THE INPUT:
>>>>

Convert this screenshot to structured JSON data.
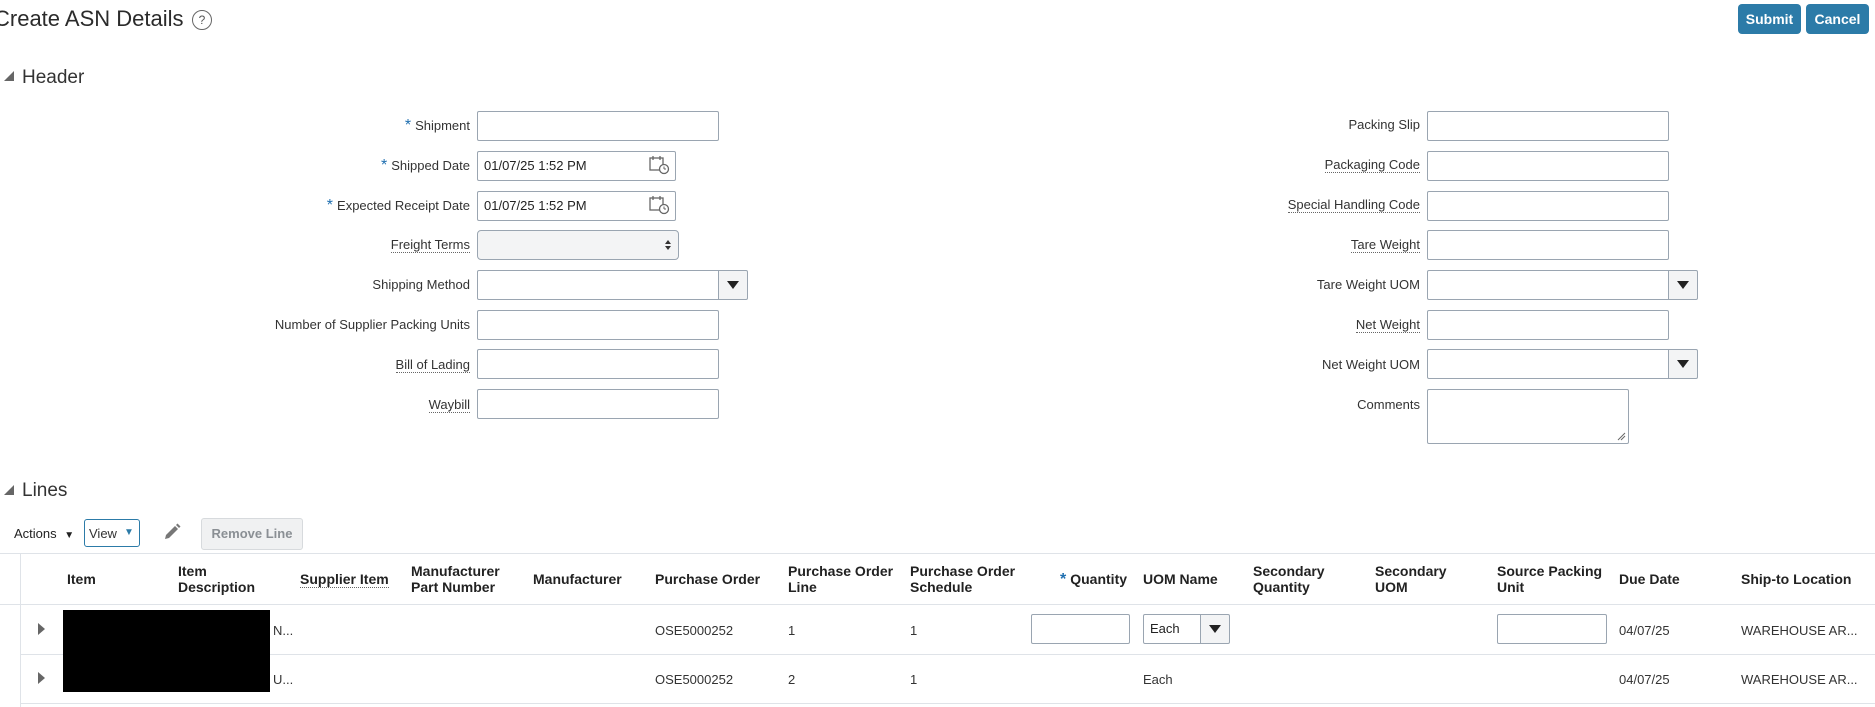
{
  "page": {
    "title": "Create ASN Details",
    "help_icon": "?"
  },
  "actions": {
    "submit": "Submit",
    "cancel": "Cancel"
  },
  "header_section": {
    "title": "Header",
    "left_fields": {
      "shipment": {
        "label": "Shipment",
        "required": true,
        "value": ""
      },
      "shipped_date": {
        "label": "Shipped Date",
        "required": true,
        "value": "01/07/25 1:52 PM"
      },
      "expected_receipt_date": {
        "label": "Expected Receipt Date",
        "required": true,
        "value": "01/07/25 1:52 PM"
      },
      "freight_terms": {
        "label": "Freight Terms",
        "value": ""
      },
      "shipping_method": {
        "label": "Shipping Method",
        "value": ""
      },
      "supplier_packing_units": {
        "label": "Number of Supplier Packing Units",
        "value": ""
      },
      "bill_of_lading": {
        "label": "Bill of Lading",
        "value": ""
      },
      "waybill": {
        "label": "Waybill",
        "value": ""
      }
    },
    "right_fields": {
      "packing_slip": {
        "label": "Packing Slip",
        "value": ""
      },
      "packaging_code": {
        "label": "Packaging Code",
        "value": ""
      },
      "special_handling_code": {
        "label": "Special Handling Code",
        "value": ""
      },
      "tare_weight": {
        "label": "Tare Weight",
        "value": ""
      },
      "tare_weight_uom": {
        "label": "Tare Weight UOM",
        "value": ""
      },
      "net_weight": {
        "label": "Net Weight",
        "value": ""
      },
      "net_weight_uom": {
        "label": "Net Weight UOM",
        "value": ""
      },
      "comments": {
        "label": "Comments",
        "value": ""
      }
    }
  },
  "lines_section": {
    "title": "Lines",
    "toolbar": {
      "actions": "Actions",
      "view": "View",
      "remove_line": "Remove Line"
    },
    "columns": {
      "item": "Item",
      "item_description_1": "Item",
      "item_description_2": "Description",
      "supplier_item": "Supplier Item",
      "mfr_part_1": "Manufacturer",
      "mfr_part_2": "Part Number",
      "manufacturer": "Manufacturer",
      "purchase_order": "Purchase Order",
      "po_line_1": "Purchase Order",
      "po_line_2": "Line",
      "po_schedule_1": "Purchase Order",
      "po_schedule_2": "Schedule",
      "quantity": "Quantity",
      "uom_name": "UOM Name",
      "sec_qty_1": "Secondary",
      "sec_qty_2": "Quantity",
      "sec_uom_1": "Secondary",
      "sec_uom_2": "UOM",
      "source_pu_1": "Source Packing",
      "source_pu_2": "Unit",
      "due_date": "Due Date",
      "ship_to": "Ship-to Location"
    },
    "rows": [
      {
        "desc_tail": "N...",
        "purchase_order": "OSE5000252",
        "po_line": "1",
        "po_schedule": "1",
        "quantity": "",
        "uom": "Each",
        "source_packing_unit": "",
        "due_date": "04/07/25",
        "ship_to": "WAREHOUSE AR..."
      },
      {
        "desc_tail": "U...",
        "purchase_order": "OSE5000252",
        "po_line": "2",
        "po_schedule": "1",
        "uom": "Each",
        "due_date": "04/07/25",
        "ship_to": "WAREHOUSE AR..."
      }
    ]
  }
}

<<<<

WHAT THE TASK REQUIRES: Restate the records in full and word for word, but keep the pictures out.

TASK ANSWER:
Convert this screenshot to structured JSON data.
{
  "page": {
    "title": "Create ASN Details",
    "help_icon": "?"
  },
  "actions": {
    "submit": "Submit",
    "cancel": "Cancel"
  },
  "header_section": {
    "title": "Header",
    "left_fields": {
      "shipment": {
        "label": "Shipment",
        "required": true,
        "value": ""
      },
      "shipped_date": {
        "label": "Shipped Date",
        "required": true,
        "value": "01/07/25 1:52 PM"
      },
      "expected_receipt_date": {
        "label": "Expected Receipt Date",
        "required": true,
        "value": "01/07/25 1:52 PM"
      },
      "freight_terms": {
        "label": "Freight Terms",
        "value": ""
      },
      "shipping_method": {
        "label": "Shipping Method",
        "value": ""
      },
      "supplier_packing_units": {
        "label": "Number of Supplier Packing Units",
        "value": ""
      },
      "bill_of_lading": {
        "label": "Bill of Lading",
        "value": ""
      },
      "waybill": {
        "label": "Waybill",
        "value": ""
      }
    },
    "right_fields": {
      "packing_slip": {
        "label": "Packing Slip",
        "value": ""
      },
      "packaging_code": {
        "label": "Packaging Code",
        "value": ""
      },
      "special_handling_code": {
        "label": "Special Handling Code",
        "value": ""
      },
      "tare_weight": {
        "label": "Tare Weight",
        "value": ""
      },
      "tare_weight_uom": {
        "label": "Tare Weight UOM",
        "value": ""
      },
      "net_weight": {
        "label": "Net Weight",
        "value": ""
      },
      "net_weight_uom": {
        "label": "Net Weight UOM",
        "value": ""
      },
      "comments": {
        "label": "Comments",
        "value": ""
      }
    }
  },
  "lines_section": {
    "title": "Lines",
    "toolbar": {
      "actions": "Actions",
      "view": "View",
      "remove_line": "Remove Line"
    },
    "columns": {
      "item": "Item",
      "item_description_1": "Item",
      "item_description_2": "Description",
      "supplier_item": "Supplier Item",
      "mfr_part_1": "Manufacturer",
      "mfr_part_2": "Part Number",
      "manufacturer": "Manufacturer",
      "purchase_order": "Purchase Order",
      "po_line_1": "Purchase Order",
      "po_line_2": "Line",
      "po_schedule_1": "Purchase Order",
      "po_schedule_2": "Schedule",
      "quantity": "Quantity",
      "uom_name": "UOM Name",
      "sec_qty_1": "Secondary",
      "sec_qty_2": "Quantity",
      "sec_uom_1": "Secondary",
      "sec_uom_2": "UOM",
      "source_pu_1": "Source Packing",
      "source_pu_2": "Unit",
      "due_date": "Due Date",
      "ship_to": "Ship-to Location"
    },
    "rows": [
      {
        "desc_tail": "N...",
        "purchase_order": "OSE5000252",
        "po_line": "1",
        "po_schedule": "1",
        "quantity": "",
        "uom": "Each",
        "source_packing_unit": "",
        "due_date": "04/07/25",
        "ship_to": "WAREHOUSE AR..."
      },
      {
        "desc_tail": "U...",
        "purchase_order": "OSE5000252",
        "po_line": "2",
        "po_schedule": "1",
        "uom": "Each",
        "due_date": "04/07/25",
        "ship_to": "WAREHOUSE AR..."
      }
    ]
  }
}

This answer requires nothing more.